In a statement released on Thursday, the scholars noted that internal conflicts can push “this important country” toward an “ambiguous and complicated fate and affect the entire region.”
The religious body advised conflicting parties “to stop fratricide,” adhere to the principle of dialogue, and avoid violence as the sole solution to the ongoing crisis in Egypt.
“The Egyptian-Egyptian conflicts have no other result but to make the sworn enemies of the Islamic Ummah happy, especially the Zionist regime [of Israel] which has been wounded by the wave of the Islamic Awakening," they added.

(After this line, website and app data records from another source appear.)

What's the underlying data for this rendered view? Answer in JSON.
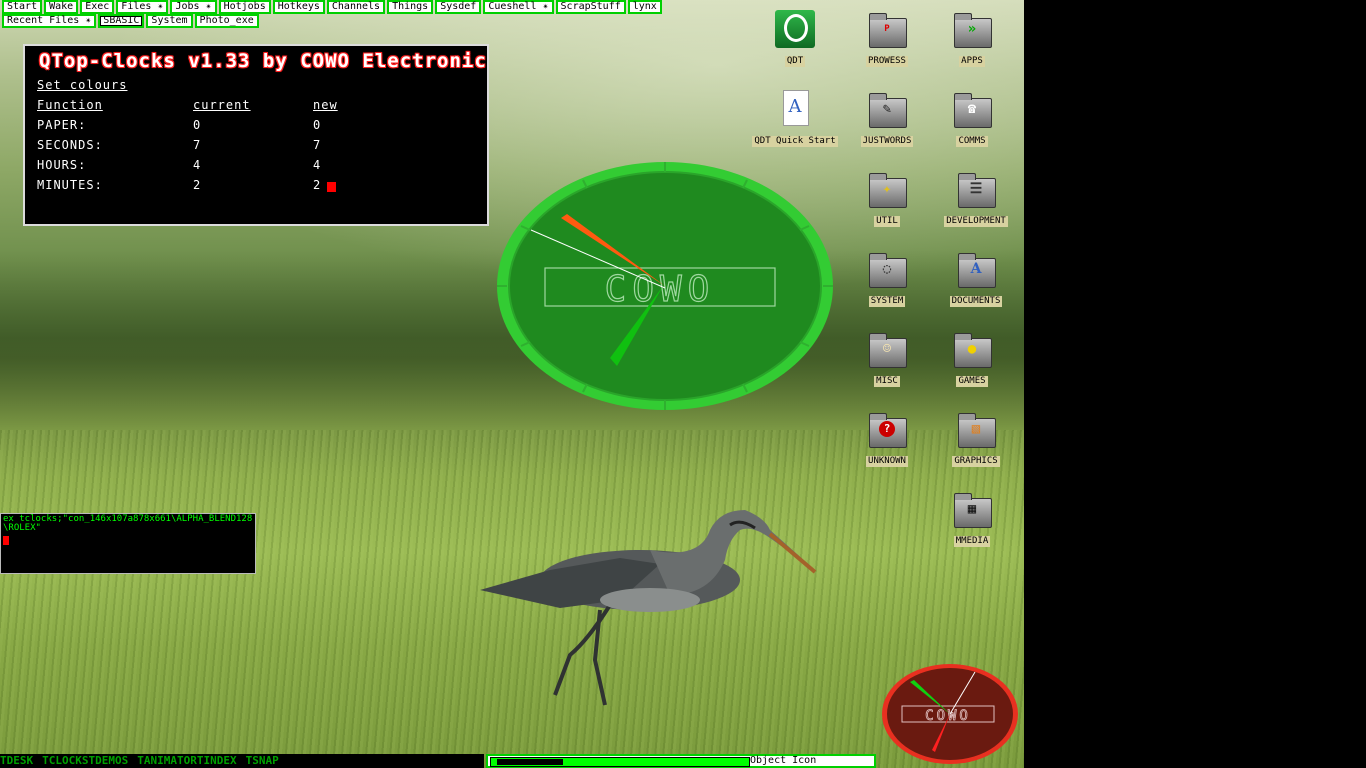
{
  "menu": {
    "row1": [
      "Start",
      "Wake",
      "Exec",
      "Files ✴",
      "Jobs ✴",
      "Hotjobs",
      "Hotkeys",
      "Channels",
      "Things",
      "Sysdef",
      "Cueshell ✴",
      "ScrapStuff",
      "lynx"
    ],
    "row2": [
      "Recent Files ✴",
      "SBASIC",
      "System",
      "Photo_exe"
    ]
  },
  "config_window": {
    "title": "QTop-Clocks v1.33 by COWO Electronic",
    "subtitle": "Set colours",
    "headers": [
      "Function",
      "current",
      "new"
    ],
    "rows": [
      {
        "function": "PAPER:",
        "current": "0",
        "new": "0"
      },
      {
        "function": "SECONDS:",
        "current": "7",
        "new": "7"
      },
      {
        "function": "HOURS:",
        "current": "4",
        "new": "4"
      },
      {
        "function": "MINUTES:",
        "current": "2",
        "new": "2"
      }
    ]
  },
  "command_window": {
    "text": "ex tclocks;\"con_146x107a878x661\\ALPHA_BLEND128\\ROLEX\""
  },
  "clock_logo": "COWO",
  "icons": [
    {
      "id": "qdt",
      "label": "QDT",
      "icon": "qdt-logo-icon"
    },
    {
      "id": "prowess",
      "label": "PROWESS",
      "icon": "folder-icon"
    },
    {
      "id": "apps",
      "label": "APPS",
      "icon": "folder-icon"
    },
    {
      "id": "qdt_quick_start",
      "label": "QDT Quick Start",
      "icon": "document-icon"
    },
    {
      "id": "justwords",
      "label": "JUSTWORDS",
      "icon": "folder-icon"
    },
    {
      "id": "comms",
      "label": "COMMS",
      "icon": "folder-icon"
    },
    {
      "id": "util",
      "label": "UTIL",
      "icon": "folder-icon"
    },
    {
      "id": "development",
      "label": "DEVELOPMENT",
      "icon": "folder-icon"
    },
    {
      "id": "system",
      "label": "SYSTEM",
      "icon": "folder-icon"
    },
    {
      "id": "documents",
      "label": "DOCUMENTS",
      "icon": "folder-icon"
    },
    {
      "id": "misc",
      "label": "MISC",
      "icon": "folder-icon"
    },
    {
      "id": "games",
      "label": "GAMES",
      "icon": "folder-icon"
    },
    {
      "id": "unknown",
      "label": "UNKNOWN",
      "icon": "folder-icon"
    },
    {
      "id": "graphics",
      "label": "GRAPHICS",
      "icon": "folder-icon"
    },
    {
      "id": "mmedia",
      "label": "MMEDIA",
      "icon": "folder-icon"
    }
  ],
  "taskbar": {
    "items": [
      "TDESK",
      "TCLOCKS",
      "TDEMOS",
      "TANIMATOR",
      "TINDEX",
      "TSNAP"
    ],
    "status_text": "Object Icon"
  },
  "colors": {
    "menu_border": "#00d000",
    "taskbar_text": "#00a000",
    "cursor": "#ff0000",
    "clock_face": "#1f8a1f",
    "small_clock_face": "#6a1a10"
  }
}
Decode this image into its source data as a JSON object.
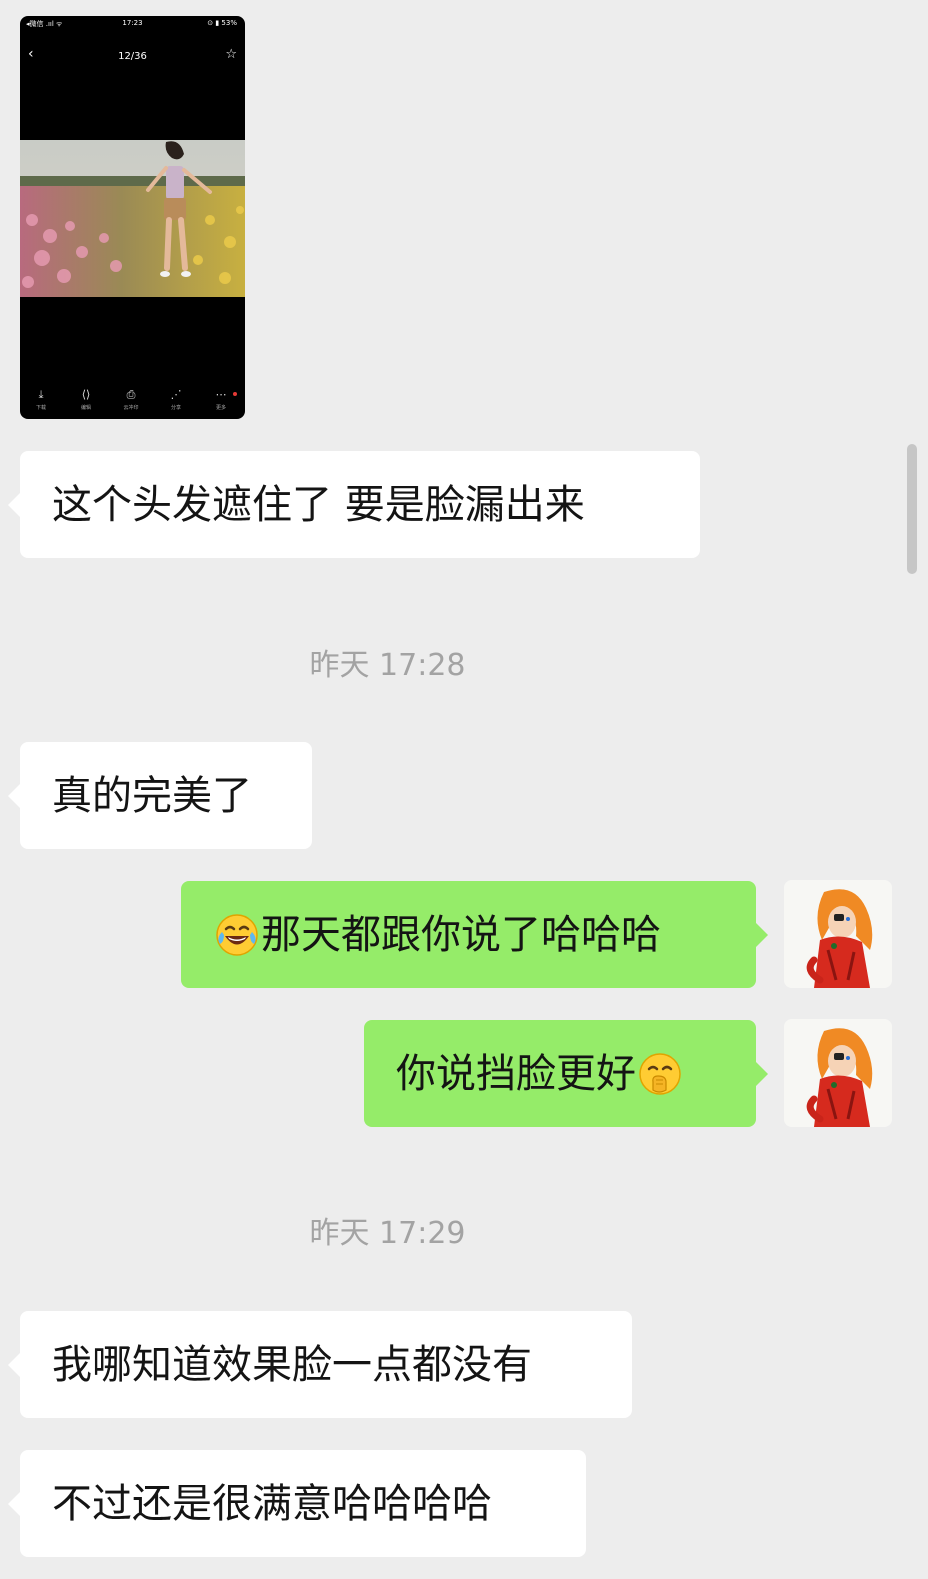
{
  "image_message": {
    "status_left": "◂微信 .ııl ᯤ",
    "status_time": "17:23",
    "status_right": "⊙ ▮ 53%",
    "counter": "12/36",
    "tools": [
      {
        "icon": "download-icon",
        "glyph": "⤓",
        "label": "下载"
      },
      {
        "icon": "edit-icon",
        "glyph": "⟨⟩",
        "label": "编辑"
      },
      {
        "icon": "print-icon",
        "glyph": "⎙",
        "label": "云冲印"
      },
      {
        "icon": "share-icon",
        "glyph": "⋰",
        "label": "分享"
      },
      {
        "icon": "more-icon",
        "glyph": "⋯",
        "label": "更多"
      }
    ]
  },
  "messages": [
    {
      "side": "left",
      "text": "这个头发遮住了  要是脸漏出来"
    },
    {
      "side": "time",
      "text": "昨天 17:28"
    },
    {
      "side": "left",
      "text": "真的完美了"
    },
    {
      "side": "right",
      "emoji_before": "tears-of-joy",
      "text": "那天都跟你说了哈哈哈"
    },
    {
      "side": "right",
      "text": "你说挡脸更好",
      "emoji_after": "giggle"
    },
    {
      "side": "time",
      "text": "昨天 17:29"
    },
    {
      "side": "left",
      "text": "我哪知道效果脸一点都没有"
    },
    {
      "side": "left",
      "text": "不过还是很满意哈哈哈哈"
    }
  ],
  "colors": {
    "background": "#ededed",
    "bubble_left": "#ffffff",
    "bubble_right": "#95ec69",
    "timestamp": "#a3a3a3"
  }
}
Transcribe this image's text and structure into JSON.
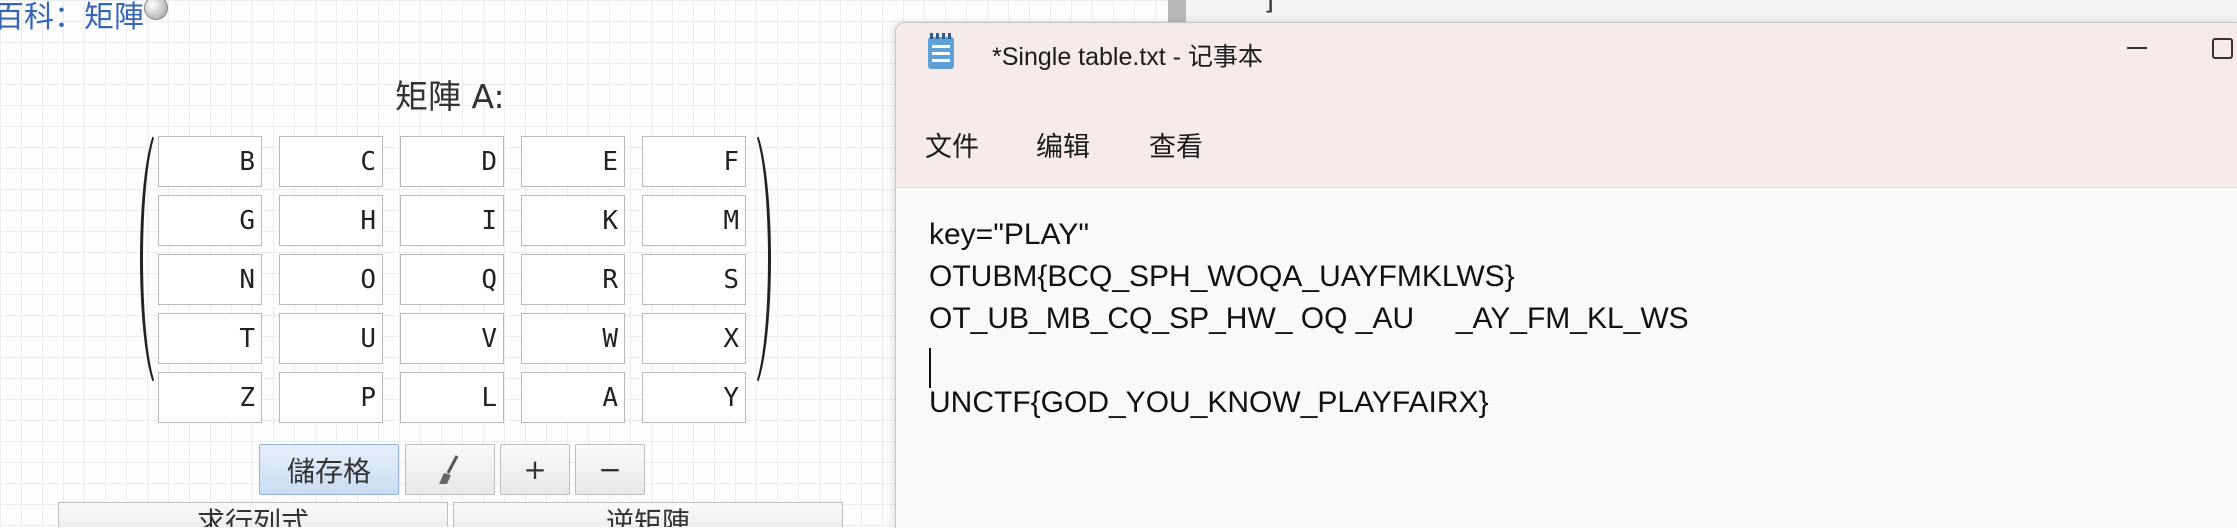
{
  "matrix_page": {
    "heading": "百科：矩陣",
    "matrix_title": "矩陣 A:",
    "matrix_rows": [
      [
        "B",
        "C",
        "D",
        "E",
        "F"
      ],
      [
        "G",
        "H",
        "I",
        "K",
        "M"
      ],
      [
        "N",
        "O",
        "Q",
        "R",
        "S"
      ],
      [
        "T",
        "U",
        "V",
        "W",
        "X"
      ],
      [
        "Z",
        "P",
        "L",
        "A",
        "Y"
      ]
    ],
    "buttons": {
      "store": "儲存格",
      "clear_icon": "brush-icon",
      "plus": "+",
      "minus": "−",
      "determinant": "求行列式",
      "inverse": "逆矩陣"
    }
  },
  "background_window": {
    "bracket_text": "]"
  },
  "notepad": {
    "title": "*Single table.txt - 记事本",
    "icon": "notepad-icon",
    "menu": [
      "文件",
      "编辑",
      "查看"
    ],
    "lines": [
      "key=\"PLAY\"",
      "OTUBM{BCQ_SPH_WOQA_UAYFMKLWS}",
      "OT_UB_MB_CQ_SP_HW_ OQ _AU     _AY_FM_KL_WS",
      "",
      "UNCTF{GOD_YOU_KNOW_PLAYFAIRX}"
    ]
  },
  "colors": {
    "link_blue": "#3866b6",
    "titlebar_bg": "#f6ebe8",
    "store_button_bg": "#c9dcf2"
  }
}
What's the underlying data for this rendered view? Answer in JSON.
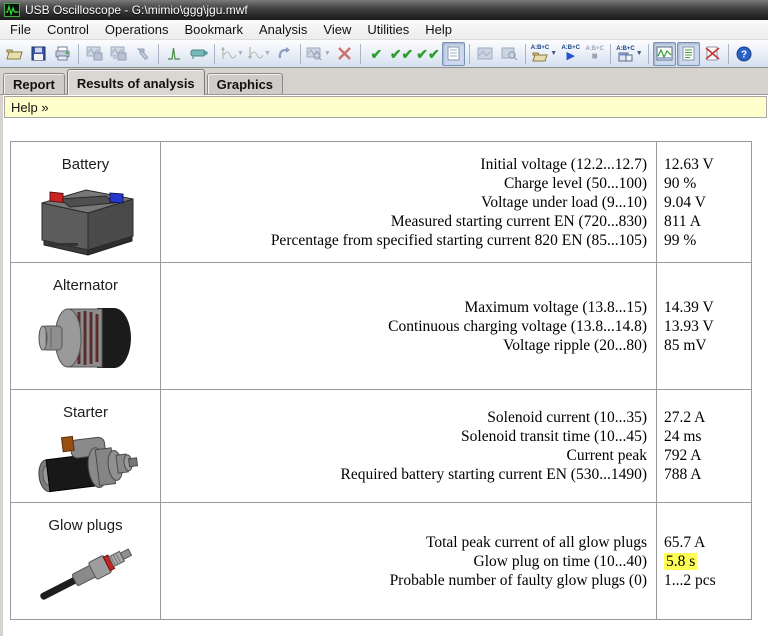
{
  "title_bar": {
    "title": "USB Oscilloscope - G:\\mimio\\ggg\\jgu.mwf"
  },
  "menu_bar": {
    "items": [
      "File",
      "Control",
      "Operations",
      "Bookmark",
      "Analysis",
      "View",
      "Utilities",
      "Help"
    ]
  },
  "toolbar": {
    "abc_label": "A:B+C",
    "button_names": [
      "open-file",
      "save-file",
      "print",
      "save-waveform",
      "save-waveform-as",
      "tools",
      "impulse-signal",
      "clamp-signal",
      "signal-next",
      "signal-prev",
      "undo",
      "chart-zoom",
      "delete-chart",
      "accept-check",
      "accept-all-check",
      "apply-check",
      "report-toggle",
      "chart-view-disabled",
      "chart-find-disabled",
      "abc-open",
      "abc-run",
      "abc-stop",
      "abc-window",
      "graphics-view",
      "report-view",
      "delete-report",
      "help"
    ]
  },
  "tab_bar": {
    "tabs": [
      {
        "label": "Report",
        "active": false
      },
      {
        "label": "Results of analysis",
        "active": true
      },
      {
        "label": "Graphics",
        "active": false
      }
    ]
  },
  "help_bar": {
    "label": "Help »"
  },
  "results_table": {
    "rows": [
      {
        "component": "Battery",
        "image": "battery-image",
        "params": [
          {
            "name": "Initial voltage (12.2...12.7)",
            "value": "12.63 V"
          },
          {
            "name": "Charge level (50...100)",
            "value": "90 %"
          },
          {
            "name": "Voltage under load (9...10)",
            "value": "9.04 V"
          },
          {
            "name": "Measured starting current EN (720...830)",
            "value": "811 A"
          },
          {
            "name": "Percentage from specified starting current 820 EN (85...105)",
            "value": "99 %"
          }
        ]
      },
      {
        "component": "Alternator",
        "image": "alternator-image",
        "params": [
          {
            "name": "Maximum voltage (13.8...15)",
            "value": "14.39 V"
          },
          {
            "name": "Continuous charging voltage (13.8...14.8)",
            "value": "13.93 V"
          },
          {
            "name": "Voltage ripple (20...80)",
            "value": "85 mV"
          }
        ]
      },
      {
        "component": "Starter",
        "image": "starter-image",
        "params": [
          {
            "name": "Solenoid current (10...35)",
            "value": "27.2 A"
          },
          {
            "name": "Solenoid transit time (10...45)",
            "value": "24 ms"
          },
          {
            "name": "Current peak",
            "value": "792 A"
          },
          {
            "name": "Required battery starting current EN (530...1490)",
            "value": "788 A"
          }
        ]
      },
      {
        "component": "Glow plugs",
        "image": "glow-plug-image",
        "params": [
          {
            "name": "Total peak current of all glow plugs",
            "value": "65.7 A"
          },
          {
            "name": "Glow plug on time (10...40)",
            "value": "5.8 s",
            "highlight": true
          },
          {
            "name": "Probable number of faulty glow plugs (0)",
            "value": "1...2 pcs"
          }
        ]
      }
    ]
  },
  "colors": {
    "highlight": "#ffff55",
    "help_bar_bg": "#ffffcb",
    "title_bar_dark": "#262626",
    "toolbar_bg": "#e8eef7",
    "tab_bg": "#d6d3ce",
    "table_border": "#9a9a9a"
  }
}
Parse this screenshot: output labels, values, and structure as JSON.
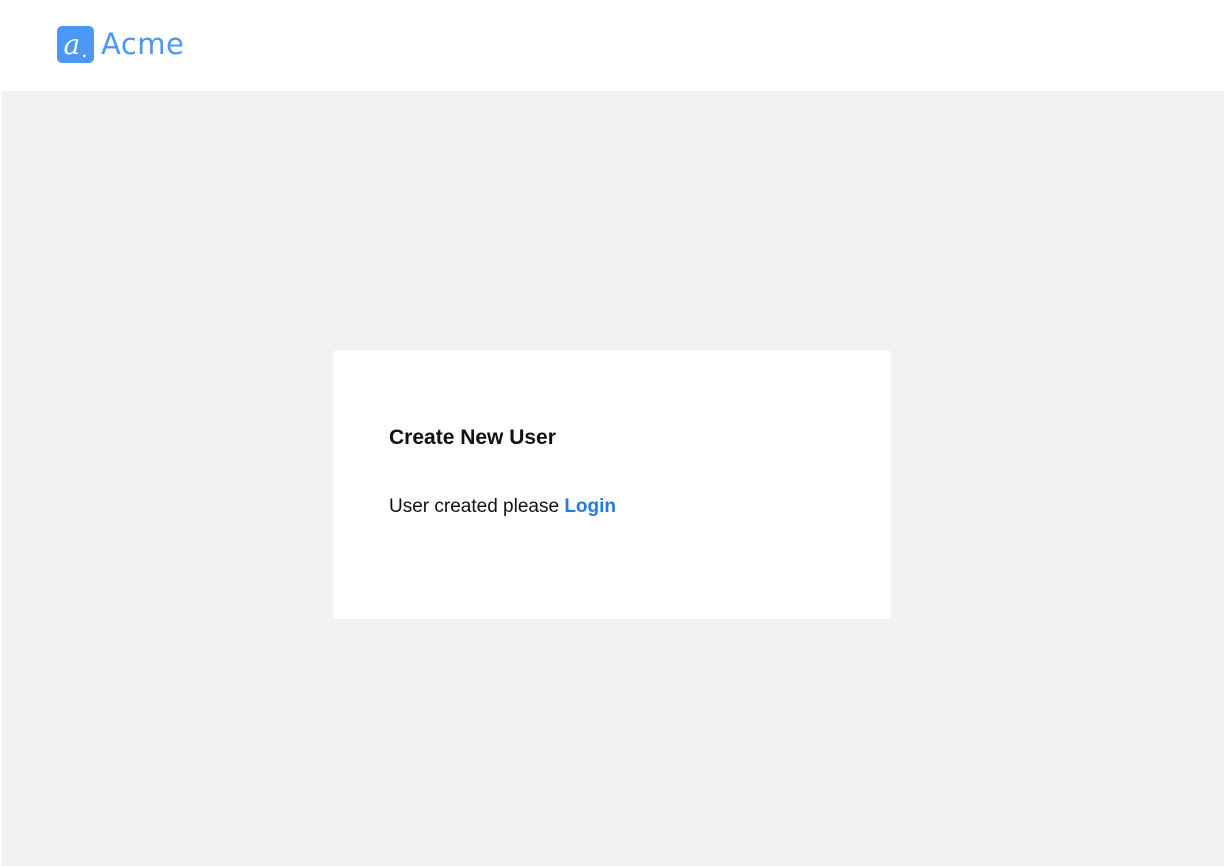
{
  "brand": {
    "icon_glyph": "a",
    "icon_dot": ".",
    "name": "Acme",
    "color": "#4a97f5",
    "icon": "letter-a-logo-icon"
  },
  "card": {
    "title": "Create New User",
    "message": "User created please",
    "link_label": "Login",
    "link_color": "#1f7be6"
  }
}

Egypt plunged into violence after the country’s powerful military ousted President Mohamed Morsi, suspended the constitution, and dissolved the parliament on July 3. The military overthrow followed days of mass protests against Morsi.
The army also declared chief justice of Egypt’s Supreme Constitutional Court, Adly Mansour, as interim president.
The Egyptian Muslim Brotherhood condemned the move as a military coup and called mass protests demanding the reinstatement of the deposed president.
On Wednesday, the Egyptian Prosecutor General ordered the arrest of Muslim Brotherhood leaders including the supreme leader of the group, Mohammed Badie, on charges of inciting violence.
Many people have been killed in violent clashes involving supporters and opponents of Morsi and security forces over the past few days, with more than 80 deaths reported on July 8 alone.